Humbly submit your will to God (Thy Will be done) and consecrate yourself to the Sacred Heart of Jesus through Mary and Joseph.
The disciples said to Jesus,
“Now you are talking plainly, and not in any figure of speech.
Now we realize that you know everything
and that you do not need to have anyone question you.
Because of this we believe that you came from God.”
Jesus answered them, “Do you believe now?
Behold, the hour is coming and has arrived
when each of you will be scattered to his own home
and you will leave me alone.
But I am not alone, because the Father is with me.
I have told you this so that you might have peace in me.
In the world you will have trouble,
but take courage, I have conquered the world.” JN 16:29-33
“Peace” is a biblical term. In the Old Testament, the Hebrew word for peace is shalôm. Literally, it means “to be complete or whole” (Mauro Rodriguez, New Catholic Encyclopedia, 11, 37). Shalôm is used in many different ways in the Old Testament. It can mean general prosperity or well-being (Gen. 15:15; Ps. 4:8), safety or success (2 Sam. 11:7; 18:29), harmony among friends and family members (Zech. 6:13); and harmony among nations (1 Kgs. 4:24; 5:12). When used as a greeting or as a blessing (as it was and is used by Hebrew speakers) it conveys the notion that one is wishing all good things to the person addressed (2 Sam 15:9). -Catholic Answers
Do you have peace in Jesus?
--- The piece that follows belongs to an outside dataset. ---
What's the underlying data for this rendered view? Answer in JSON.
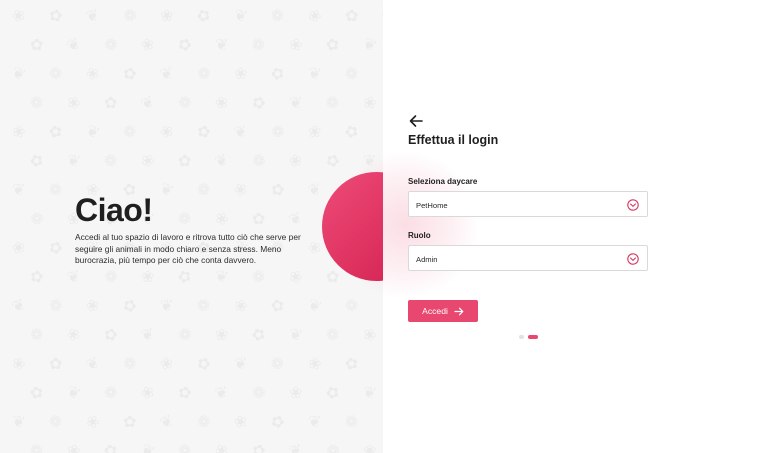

He reminds us that we will have trouble in this world, but if we stay true to Him, we will have peace because He has conquered the world. Jesus brings peace because He makes us complete or whole again with the Father through His death and resurrection. Catholics have had the answer for the coming of the end of the world for a long time. It was when Jesus died and resurrected. He conquered sin and death, the world, and made all things right. He reordered everything that was disfigured. He rightly ordered the relationships that Adam and Eve broke with the Original Sin.
As fallen human beings, we have inherited sin, which gives us a warped view of God. Each day we wake we have an inclination to sin. The saints have been able to see through this warped view and through the devil’s veil. They were able to live in peace (complete or whole). It doesn’t mean they didn’t suffer, oh, they suffered well. If we seek this peace, Jesus teaches us that we have to die to world, flesh, and the devil’s temptations. It requires prayer and fasting.
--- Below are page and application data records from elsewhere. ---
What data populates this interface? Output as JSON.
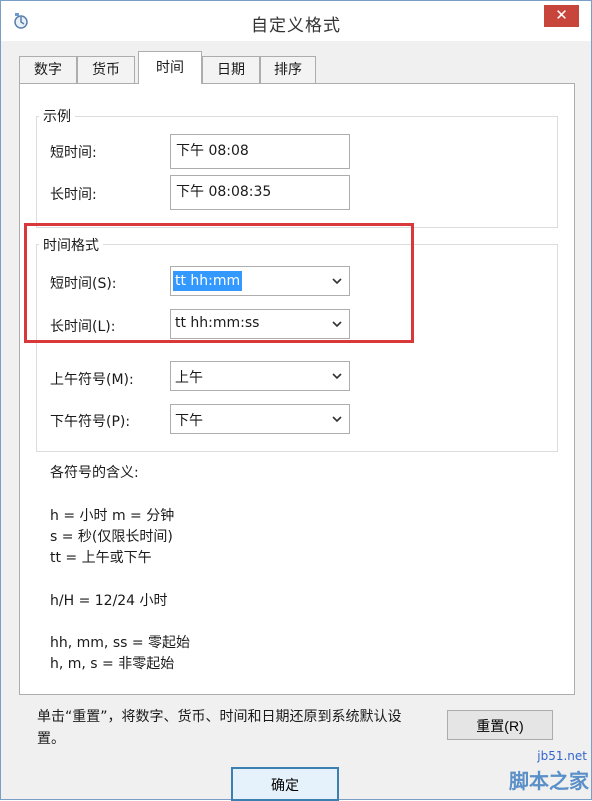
{
  "window": {
    "title": "自定义格式",
    "close_label": "✕"
  },
  "tabs": [
    {
      "label": "数字",
      "active": false
    },
    {
      "label": "货币",
      "active": false
    },
    {
      "label": "时间",
      "active": true
    },
    {
      "label": "日期",
      "active": false
    },
    {
      "label": "排序",
      "active": false
    }
  ],
  "example": {
    "title": "示例",
    "short_label": "短时间:",
    "short_value": "下午 08:08",
    "long_label": "长时间:",
    "long_value": "下午 08:08:35"
  },
  "time_format": {
    "title": "时间格式",
    "short_label": "短时间(S):",
    "short_value": "tt hh:mm",
    "long_label": "长时间(L):",
    "long_value": "tt hh:mm:ss",
    "am_label": "上午符号(M):",
    "am_value": "上午",
    "pm_label": "下午符号(P):",
    "pm_value": "下午"
  },
  "legend": {
    "title": "各符号的含义:",
    "lines": [
      "h = 小时   m = 分钟",
      "s = 秒(仅限长时间)",
      "tt = 上午或下午",
      "h/H = 12/24 小时",
      "hh, mm, ss = 零起始",
      "h, m, s = 非零起始"
    ]
  },
  "footer": {
    "note_line1": "单击“重置”，将数字、货币、时间和日期还原到系统默认设",
    "note_line2": "置。",
    "reset_label": "重置(R)",
    "ok_label": "确定"
  },
  "watermark": {
    "url": "jb51.net",
    "text": "脚本之家"
  },
  "colors": {
    "highlight": "#d9383a",
    "close": "#c7453a",
    "selection": "#3399ff"
  }
}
It is also important to read the Scriptures daily because they are living and effective. The Scriptures are where we befriend Jesus, develop a personal relationship with the living God. Jesus is the Truth and He makes everything clear. Especially this week as we prepare for Pentecost we should ask the Holy Spirit to guide us each day and in moments of worry or confusion. Consecrate ourselves to Jesus through Mary every year. According to St. Louis de Montfort, it is the quickest way to holiness. Pray without ceasing.
A faithful sacramental life is required to receive this peace Jesus offers. The sacraments are the vehicles of God’s grace and we have fight to stay in the state of grace. To receive this peace we are called to be servants and missionaries in our own home, school, and community by helping our neighbor in need. Then, we too will see the face of God, see through the warped view the world and the devil have to offer, and be holy, at peace with Jesus. ”Take courage, I have conquered the world”. Allow Christ to live in you and you too can conquer the world!
Today’s challenge: Be complete or whole, at peace, with God. Reconcile, forgive, make peace with others.
Be a servant, become a saint!